For starters, that's not how a double-spend works. The transaction id is actually a hash of the transaction itself. If you make a transaction that pays to a different address, you've also changed the transaction ID.
I believe what you are really asking is why can't someone submit a second transaction that spends the same unspent transaction outputs (UTXO's) back themself. In that case, it's not really a matter of which one makes it into a block first, but a matter of which one gets relayed across the network first. Nodes will reject and refuse to relay any transactions which spends UTXO's that have been claimed by another transaction in their mempool. If they received the transaction to the deli first, then they would reject your double spend. Considering the speed at which new transactions get relayed, it would require some very precise timing (and quite a bit of luck) to get a 50/50 split of the network. Even if you could do this, then it it would also be a 50/50 chance that the clerk at the deli would see your first transaction. If his software is monitoring the half of the network that recognizes the second transaction as legitimate, then his cash register will say that you haven't paid him yet.

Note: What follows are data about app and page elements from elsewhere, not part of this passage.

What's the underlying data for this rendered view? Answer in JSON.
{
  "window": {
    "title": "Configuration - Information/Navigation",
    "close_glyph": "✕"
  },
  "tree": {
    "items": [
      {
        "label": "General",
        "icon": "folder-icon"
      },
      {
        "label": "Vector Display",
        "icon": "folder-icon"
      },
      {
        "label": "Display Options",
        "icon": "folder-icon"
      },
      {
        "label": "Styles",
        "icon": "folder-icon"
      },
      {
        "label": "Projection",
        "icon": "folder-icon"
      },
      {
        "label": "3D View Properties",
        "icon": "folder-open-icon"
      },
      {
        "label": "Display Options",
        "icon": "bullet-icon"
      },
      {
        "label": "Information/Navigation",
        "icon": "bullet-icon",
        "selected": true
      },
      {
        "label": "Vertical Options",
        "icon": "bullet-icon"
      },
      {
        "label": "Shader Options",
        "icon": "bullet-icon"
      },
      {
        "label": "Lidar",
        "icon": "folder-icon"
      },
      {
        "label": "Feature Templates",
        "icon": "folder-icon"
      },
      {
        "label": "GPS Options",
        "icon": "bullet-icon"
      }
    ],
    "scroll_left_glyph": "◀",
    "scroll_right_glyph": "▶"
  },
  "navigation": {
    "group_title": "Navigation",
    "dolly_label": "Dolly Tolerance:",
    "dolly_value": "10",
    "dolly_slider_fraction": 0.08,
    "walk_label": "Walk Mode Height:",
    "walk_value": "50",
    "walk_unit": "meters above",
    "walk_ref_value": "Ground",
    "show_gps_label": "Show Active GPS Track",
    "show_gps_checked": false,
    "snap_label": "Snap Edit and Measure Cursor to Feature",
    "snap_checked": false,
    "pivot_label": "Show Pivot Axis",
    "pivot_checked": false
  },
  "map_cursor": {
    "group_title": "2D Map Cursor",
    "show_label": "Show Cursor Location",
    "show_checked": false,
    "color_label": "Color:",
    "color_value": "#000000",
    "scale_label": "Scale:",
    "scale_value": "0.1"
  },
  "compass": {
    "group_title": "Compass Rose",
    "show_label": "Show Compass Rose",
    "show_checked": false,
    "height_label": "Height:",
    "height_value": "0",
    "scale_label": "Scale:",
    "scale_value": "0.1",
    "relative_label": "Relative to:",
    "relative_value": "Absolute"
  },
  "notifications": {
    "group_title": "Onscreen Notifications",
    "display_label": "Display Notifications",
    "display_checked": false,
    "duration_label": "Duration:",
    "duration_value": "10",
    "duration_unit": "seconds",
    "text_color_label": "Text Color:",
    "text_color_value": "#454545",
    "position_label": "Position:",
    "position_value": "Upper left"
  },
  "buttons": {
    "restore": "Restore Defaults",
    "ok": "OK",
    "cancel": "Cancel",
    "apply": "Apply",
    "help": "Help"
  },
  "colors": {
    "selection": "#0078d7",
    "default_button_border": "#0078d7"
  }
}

While attacks like these are possible, they are not easy. It's economics that really provides the protection against these zero-confirmation transaction double-spend attacks. It would cost more of your time and money to set up a crime like this than would offset the cost of your sandwich. Therefore, you won't do it. For larger transactions, it is always recommended to wait for the transaction to be included in a certain number of blocks, 6 being the agreed number for near-absolute safety.